(Interface dataset entries)

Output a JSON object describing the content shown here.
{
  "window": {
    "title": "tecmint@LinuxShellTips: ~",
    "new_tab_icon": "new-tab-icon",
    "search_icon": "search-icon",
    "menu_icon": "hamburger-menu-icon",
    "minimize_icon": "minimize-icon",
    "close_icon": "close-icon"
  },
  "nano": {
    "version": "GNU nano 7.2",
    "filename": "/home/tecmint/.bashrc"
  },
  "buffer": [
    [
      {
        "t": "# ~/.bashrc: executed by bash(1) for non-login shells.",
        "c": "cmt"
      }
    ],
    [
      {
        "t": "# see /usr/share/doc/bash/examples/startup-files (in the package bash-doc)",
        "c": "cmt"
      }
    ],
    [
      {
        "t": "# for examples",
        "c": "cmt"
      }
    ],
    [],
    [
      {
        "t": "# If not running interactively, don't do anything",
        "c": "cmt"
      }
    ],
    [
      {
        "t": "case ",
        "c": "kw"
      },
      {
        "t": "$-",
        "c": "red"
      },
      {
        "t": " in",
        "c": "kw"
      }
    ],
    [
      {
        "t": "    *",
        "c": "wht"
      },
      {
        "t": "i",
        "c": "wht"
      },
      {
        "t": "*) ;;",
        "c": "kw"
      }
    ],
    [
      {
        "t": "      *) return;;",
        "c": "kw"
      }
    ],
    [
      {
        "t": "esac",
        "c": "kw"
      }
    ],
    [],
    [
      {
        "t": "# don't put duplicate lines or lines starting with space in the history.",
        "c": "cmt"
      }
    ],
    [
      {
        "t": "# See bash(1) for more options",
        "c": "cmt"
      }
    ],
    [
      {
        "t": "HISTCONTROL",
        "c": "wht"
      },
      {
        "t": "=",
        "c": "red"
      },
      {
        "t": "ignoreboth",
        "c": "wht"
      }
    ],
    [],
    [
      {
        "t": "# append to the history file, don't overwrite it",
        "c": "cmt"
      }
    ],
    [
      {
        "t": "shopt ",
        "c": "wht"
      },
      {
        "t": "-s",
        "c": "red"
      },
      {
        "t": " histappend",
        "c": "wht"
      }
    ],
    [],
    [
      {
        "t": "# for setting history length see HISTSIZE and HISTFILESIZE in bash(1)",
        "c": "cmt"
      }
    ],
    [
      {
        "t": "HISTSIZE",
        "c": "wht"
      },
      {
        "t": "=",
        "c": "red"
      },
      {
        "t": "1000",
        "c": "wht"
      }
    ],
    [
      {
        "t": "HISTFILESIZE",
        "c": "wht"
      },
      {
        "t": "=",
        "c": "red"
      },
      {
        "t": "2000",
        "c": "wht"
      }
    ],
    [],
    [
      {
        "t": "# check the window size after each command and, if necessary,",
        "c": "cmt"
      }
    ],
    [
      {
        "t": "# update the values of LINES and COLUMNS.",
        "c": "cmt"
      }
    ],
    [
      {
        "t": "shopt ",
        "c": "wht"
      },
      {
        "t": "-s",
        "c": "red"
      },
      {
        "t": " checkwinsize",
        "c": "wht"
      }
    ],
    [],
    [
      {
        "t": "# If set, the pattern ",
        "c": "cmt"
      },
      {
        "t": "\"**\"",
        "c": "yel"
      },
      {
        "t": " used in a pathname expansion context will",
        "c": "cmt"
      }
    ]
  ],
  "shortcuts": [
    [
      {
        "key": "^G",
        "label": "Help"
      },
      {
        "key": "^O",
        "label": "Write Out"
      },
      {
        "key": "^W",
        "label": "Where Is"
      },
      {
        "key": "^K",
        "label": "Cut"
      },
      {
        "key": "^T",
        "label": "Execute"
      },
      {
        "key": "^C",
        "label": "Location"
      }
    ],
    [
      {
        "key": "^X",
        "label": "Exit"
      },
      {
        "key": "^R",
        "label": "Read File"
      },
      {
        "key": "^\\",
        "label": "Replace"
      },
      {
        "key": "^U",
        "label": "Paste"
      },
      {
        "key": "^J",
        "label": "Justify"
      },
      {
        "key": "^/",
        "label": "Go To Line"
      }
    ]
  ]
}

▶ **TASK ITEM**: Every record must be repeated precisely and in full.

▶ **FINAL ANSWER**:
Output a JSON object describing the content shown here.
{
  "window": {
    "title": "tecmint@LinuxShellTips: ~",
    "new_tab_icon": "new-tab-icon",
    "search_icon": "search-icon",
    "menu_icon": "hamburger-menu-icon",
    "minimize_icon": "minimize-icon",
    "close_icon": "close-icon"
  },
  "nano": {
    "version": "GNU nano 7.2",
    "filename": "/home/tecmint/.bashrc"
  },
  "buffer": [
    [
      {
        "t": "# ~/.bashrc: executed by bash(1) for non-login shells.",
        "c": "cmt"
      }
    ],
    [
      {
        "t": "# see /usr/share/doc/bash/examples/startup-files (in the package bash-doc)",
        "c": "cmt"
      }
    ],
    [
      {
        "t": "# for examples",
        "c": "cmt"
      }
    ],
    [],
    [
      {
        "t": "# If not running interactively, don't do anything",
        "c": "cmt"
      }
    ],
    [
      {
        "t": "case ",
        "c": "kw"
      },
      {
        "t": "$-",
        "c": "red"
      },
      {
        "t": " in",
        "c": "kw"
      }
    ],
    [
      {
        "t": "    *",
        "c": "wht"
      },
      {
        "t": "i",
        "c": "wht"
      },
      {
        "t": "*) ;;",
        "c": "kw"
      }
    ],
    [
      {
        "t": "      *) return;;",
        "c": "kw"
      }
    ],
    [
      {
        "t": "esac",
        "c": "kw"
      }
    ],
    [],
    [
      {
        "t": "# don't put duplicate lines or lines starting with space in the history.",
        "c": "cmt"
      }
    ],
    [
      {
        "t": "# See bash(1) for more options",
        "c": "cmt"
      }
    ],
    [
      {
        "t": "HISTCONTROL",
        "c": "wht"
      },
      {
        "t": "=",
        "c": "red"
      },
      {
        "t": "ignoreboth",
        "c": "wht"
      }
    ],
    [],
    [
      {
        "t": "# append to the history file, don't overwrite it",
        "c": "cmt"
      }
    ],
    [
      {
        "t": "shopt ",
        "c": "wht"
      },
      {
        "t": "-s",
        "c": "red"
      },
      {
        "t": " histappend",
        "c": "wht"
      }
    ],
    [],
    [
      {
        "t": "# for setting history length see HISTSIZE and HISTFILESIZE in bash(1)",
        "c": "cmt"
      }
    ],
    [
      {
        "t": "HISTSIZE",
        "c": "wht"
      },
      {
        "t": "=",
        "c": "red"
      },
      {
        "t": "1000",
        "c": "wht"
      }
    ],
    [
      {
        "t": "HISTFILESIZE",
        "c": "wht"
      },
      {
        "t": "=",
        "c": "red"
      },
      {
        "t": "2000",
        "c": "wht"
      }
    ],
    [],
    [
      {
        "t": "# check the window size after each command and, if necessary,",
        "c": "cmt"
      }
    ],
    [
      {
        "t": "# update the values of LINES and COLUMNS.",
        "c": "cmt"
      }
    ],
    [
      {
        "t": "shopt ",
        "c": "wht"
      },
      {
        "t": "-s",
        "c": "red"
      },
      {
        "t": " checkwinsize",
        "c": "wht"
      }
    ],
    [],
    [
      {
        "t": "# If set, the pattern ",
        "c": "cmt"
      },
      {
        "t": "\"**\"",
        "c": "yel"
      },
      {
        "t": " used in a pathname expansion context will",
        "c": "cmt"
      }
    ]
  ],
  "shortcuts": [
    [
      {
        "key": "^G",
        "label": "Help"
      },
      {
        "key": "^O",
        "label": "Write Out"
      },
      {
        "key": "^W",
        "label": "Where Is"
      },
      {
        "key": "^K",
        "label": "Cut"
      },
      {
        "key": "^T",
        "label": "Execute"
      },
      {
        "key": "^C",
        "label": "Location"
      }
    ],
    [
      {
        "key": "^X",
        "label": "Exit"
      },
      {
        "key": "^R",
        "label": "Read File"
      },
      {
        "key": "^\\",
        "label": "Replace"
      },
      {
        "key": "^U",
        "label": "Paste"
      },
      {
        "key": "^J",
        "label": "Justify"
      },
      {
        "key": "^/",
        "label": "Go To Line"
      }
    ]
  ]
}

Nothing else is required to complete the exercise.